Noise and CRC

The longer cable and the noisier environment, the more false readings will be made. The devices are equipped with a CRC-generator - the LSByte of the sending is always a checksum. Look in program examples to learn how to re-calculate this checksum in your uC. AND, if you notice that there are false readings - do something about your cables. (Shield, lower resistor)

 

 

Transfer speed

On the original 1-wire bus, DS says the transfer speed is about 14Kbits /second. And, if that was not enough, some devices has an overdrive option. That multiplies the speed by 10. This is issued by making the communication-time-slots smaller (from 60 uS to 6uS ) which naturally will make the devices more sensitive, and CRC-error will probably occur more often. But, if that is not an issue, ~140Kbit is a reachable speed to the devices. So, whatever you thought before, it is FAST.

 

The BASCOM scanning of the bus is finds about 50 devices / second , and reading a specific sensors value to a uC should be about 13 devices / second.

 

 

Topology

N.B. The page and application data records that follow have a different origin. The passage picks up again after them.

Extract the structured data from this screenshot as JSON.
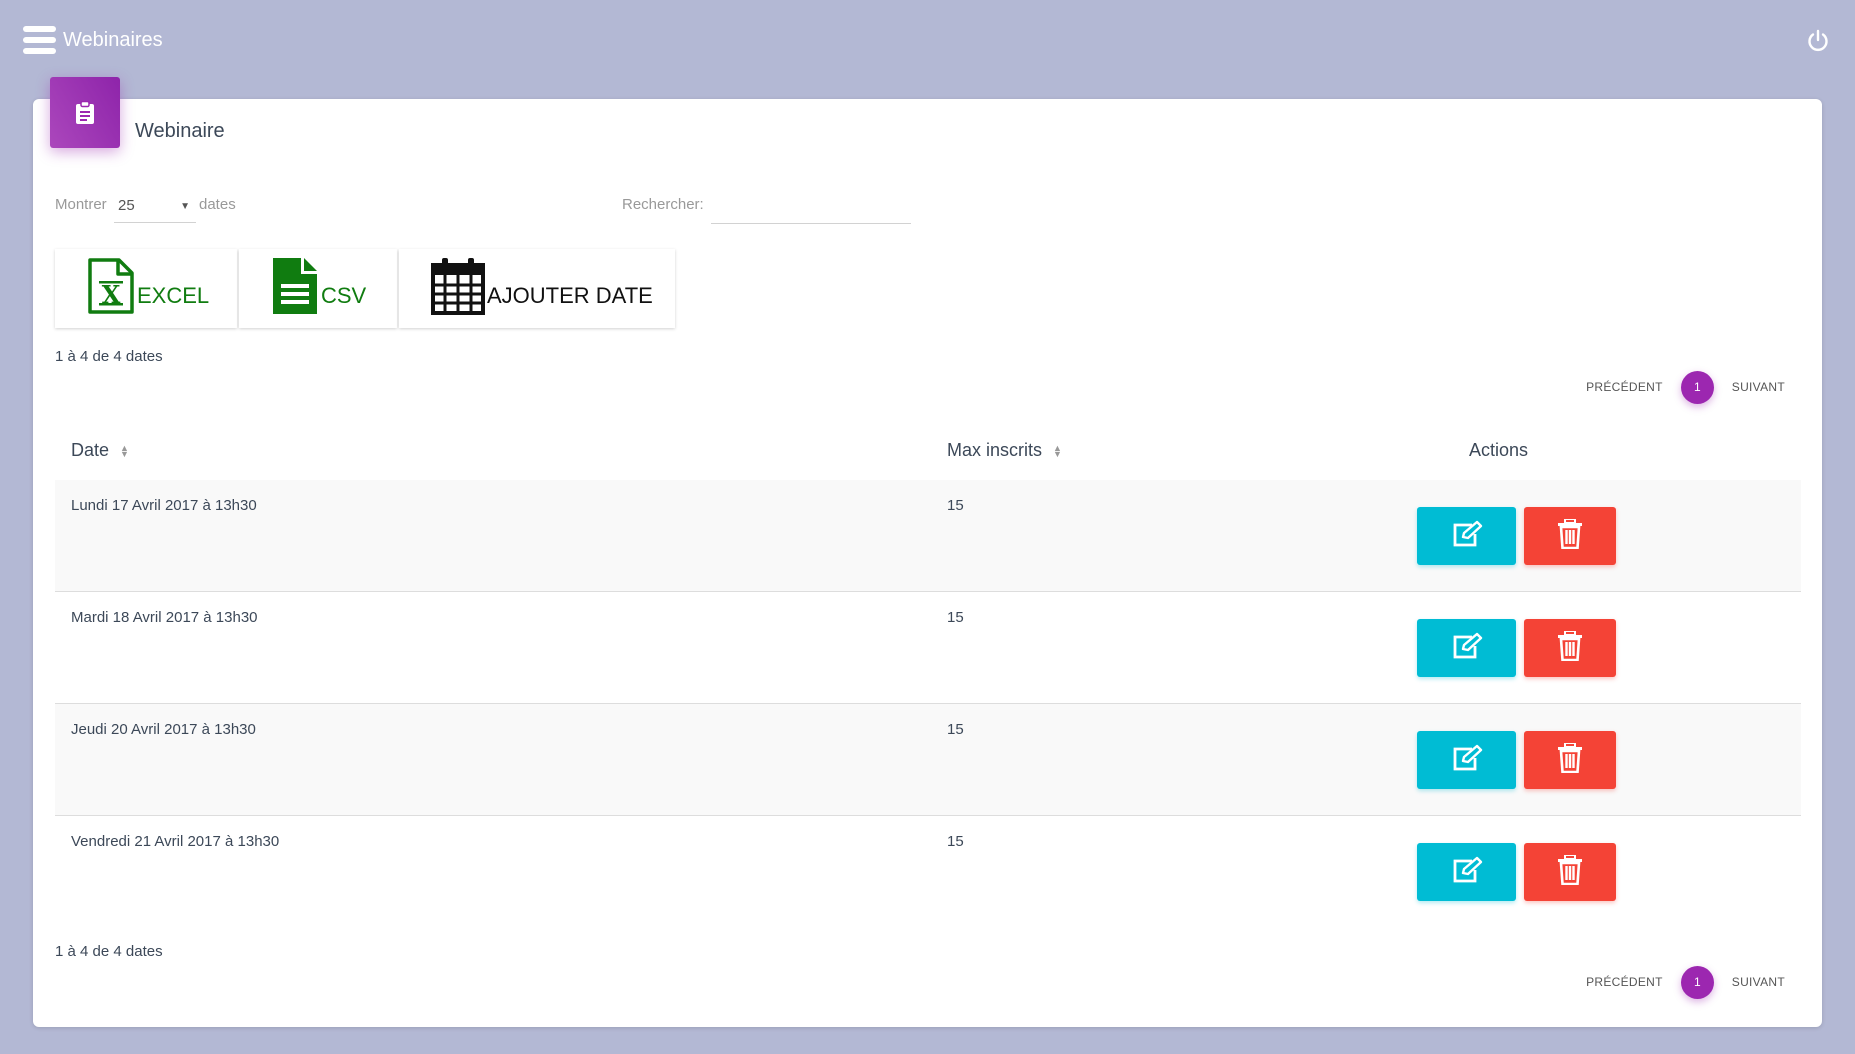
{
  "app": {
    "title": "Webinaires"
  },
  "card": {
    "title": "Webinaire"
  },
  "controls": {
    "length_label": "Montrer",
    "length_value": "25",
    "length_suffix": "dates",
    "search_label": "Rechercher:",
    "search_value": ""
  },
  "toolbar": {
    "excel_label": "EXCEL",
    "csv_label": "CSV",
    "add_label": "AJOUTER DATE"
  },
  "info": {
    "text": "1 à 4 de 4 dates"
  },
  "pagination": {
    "previous": "PRÉCÉDENT",
    "current": "1",
    "next": "SUIVANT"
  },
  "table": {
    "headers": {
      "date": "Date",
      "max": "Max inscrits",
      "actions": "Actions"
    },
    "rows": [
      {
        "date": "Lundi 17 Avril 2017 à 13h30",
        "max": "15"
      },
      {
        "date": "Mardi 18 Avril 2017 à 13h30",
        "max": "15"
      },
      {
        "date": "Jeudi 20 Avril 2017 à 13h30",
        "max": "15"
      },
      {
        "date": "Vendredi 21 Avril 2017 à 13h30",
        "max": "15"
      }
    ]
  },
  "colors": {
    "accent": "#9c27b0",
    "edit": "#00bcd4",
    "delete": "#f44336",
    "excel": "#107c10",
    "background": "#b3b8d4"
  },
  "icons": {
    "menu": "menu-icon",
    "power": "power-icon",
    "card": "clipboard-icon",
    "excel": "excel-file-icon",
    "csv": "csv-file-icon",
    "add": "calendar-icon",
    "edit": "edit-icon",
    "delete": "trash-icon"
  }
}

Of the 1w-net - that is an issue we will not cover so much. Star-net, bus-net? It seems like you can mix that. It is a bus-net, but not so sensitive about that.

 

 

The benefit of the 1-wire bus

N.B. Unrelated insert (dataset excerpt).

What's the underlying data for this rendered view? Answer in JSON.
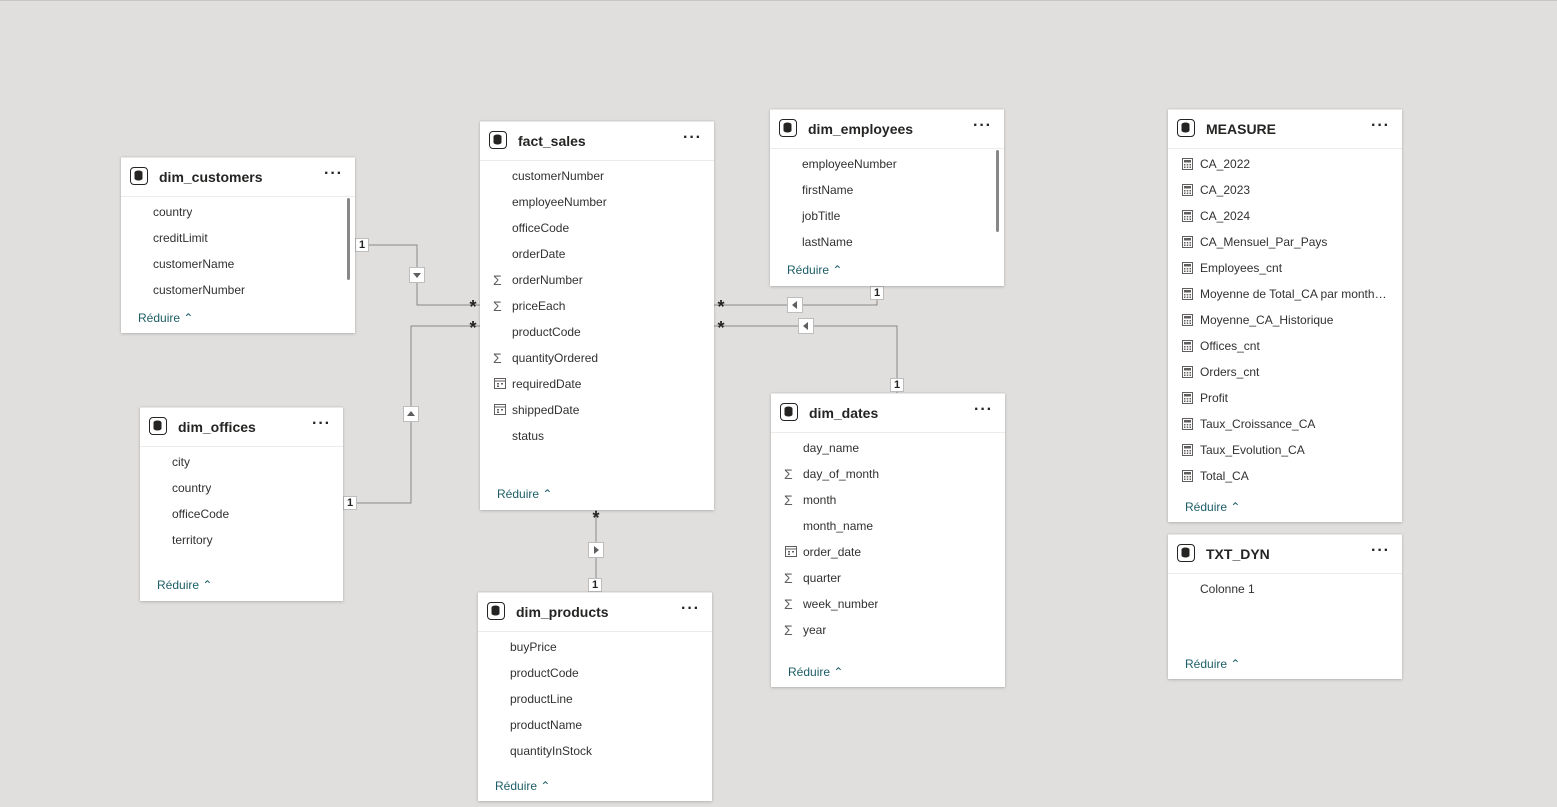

Each device is individual - and you can communicate with it over the media of 2 wires. Still, you can address one individual device, if you like. Get its value. There are 64 ^ 2 unique identifications-numbers.

 

Naturally, if lot of cables are unwanted, this is a big benefit. And you only occupy 1 processor pin.

 

DS supplies with different types of devices, which all are made for interfacing an uC - directly. No extra hardware. There are sensors, so you can get knowledge about the real world, and there are also potentiometers and relays, so you can do something about it. On the very same bus.

 

And the Ibutton approach from DS (ever heard of it?) is based on 1wire technology. Maybe something to pick up.

 

BASCOM let you use an uC with 1wire-devices so easy, that (since now) that also has to count as a benefit - maybe one of the largest. ;-)

 

 

The disadvantages of the 1-wire bus

So far as I know, DS is the only manufacturer of sensors for the bus. Some people think their devices are expensive. And, until now, it was really difficult to communicate with the devices. Particularly when using the benefit of several devices on one bus. Still some people say that the 1w-bus is slow - but I don't think so.

 

 

Göte Haluza

System engineer